Great leaders understand that choosing the right successor is a time consuming process and not something that can be done in a couple of interviews or over a board-room meeting. They are continuously monitoring the needs of the organisation and assessing the capability of potential successors. In fact, in the business world things can often change so quickly that the right person to lead the organisation today may not be the right person to lead tomorrow.
Furthermore, by giving themselves time, they also allow the opportunity for other’s in the organisation to fully support their final decision.
Great leaders give themselves time.
They cast the net wide
In ten years as a recruiter working with thousands of high-profile executives, one thing I can say with confidence is that contrary to popular belief, leadership can often be quite isolating.
Hence the saying “it’s lonely at the top”.
It’s often due to the fact that most leaders are usually engrossed with supporting their followers and usually totally focussed on the goals of the organisation.
In any case, it’s therefore common for many leaders to “earmark” successors that are close to them, many years in advance and stick-by these candidates until eventual succession. Sometimes even “rewarding” these people for their loyalty and years of service.
Although it’s essential to identify particularly impressive performers, making a high-stakes and complex decision on a small shortlist is a dangerous game. In this increasingly competitive and rapidly change we live in today, it’s essential to see who else is out there and exactly what skill and talent is available.
Great leaders choose the right successor by putting them through a testing process. Since they realise that leadership itself can often be a gruelling and competitive place to be, they ensure that their eventual successor has to work hard to earn it.
Great leaders instil competition.
They don’t try and replicate themselves
But perhaps the biggest mistake that any leader can make when choosing a successor is to try and do the impossible:
To try and replicate themselves.
With the inevitable comparisons that are abound to arise with the performance and actions of their predecessor, it’s essential to choose people who are strong enough to deal with scrutiny and create their own identity.
Great leaders understand that there are numerous ways to be successful.
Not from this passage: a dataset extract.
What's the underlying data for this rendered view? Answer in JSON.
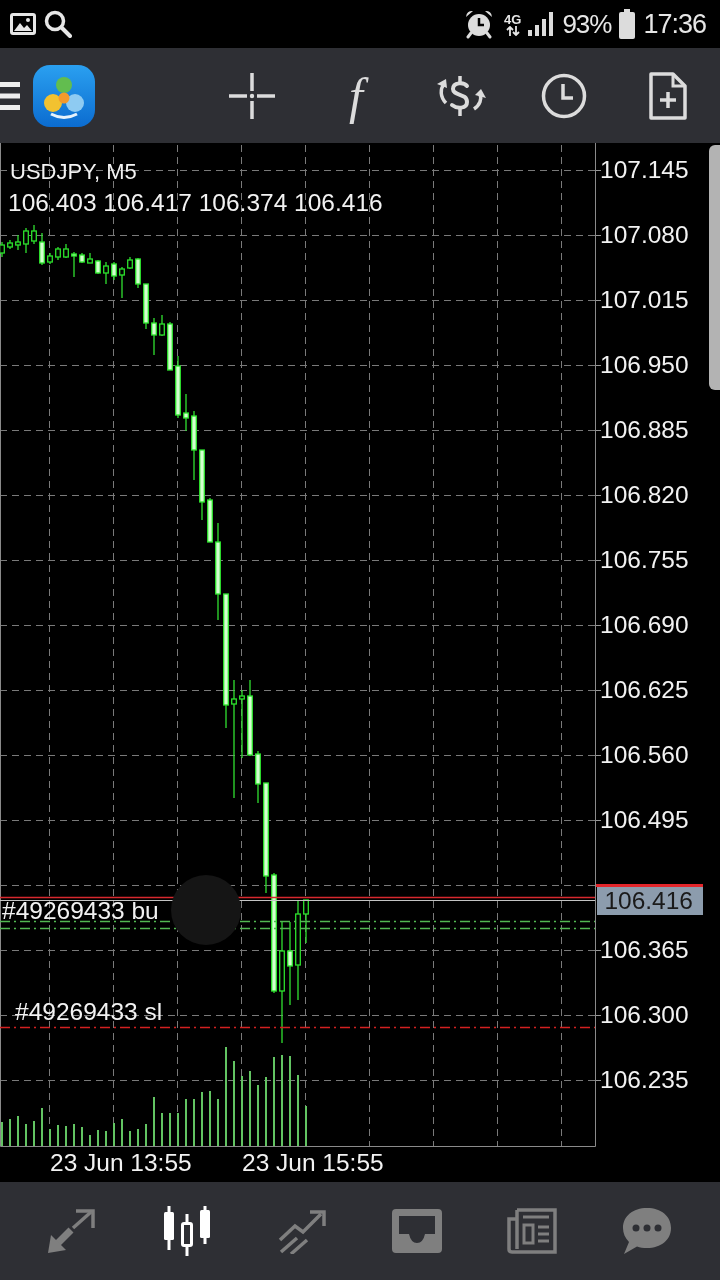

Rather than hope to try and re-create the past, they choose successors who are able to strongly transmit their own positive values and can take the organisation forward successfully. They choose the best person for the organisation – not the person most similar to themselves.
Great leaders look forward.
Great leadership creates great eras.
But great succession creates great history.
Successful leaders realise that the greatest gift they can give their followers is perhaps their last one – the strong leadership of a worthwhile successor.
How will you choose your successor?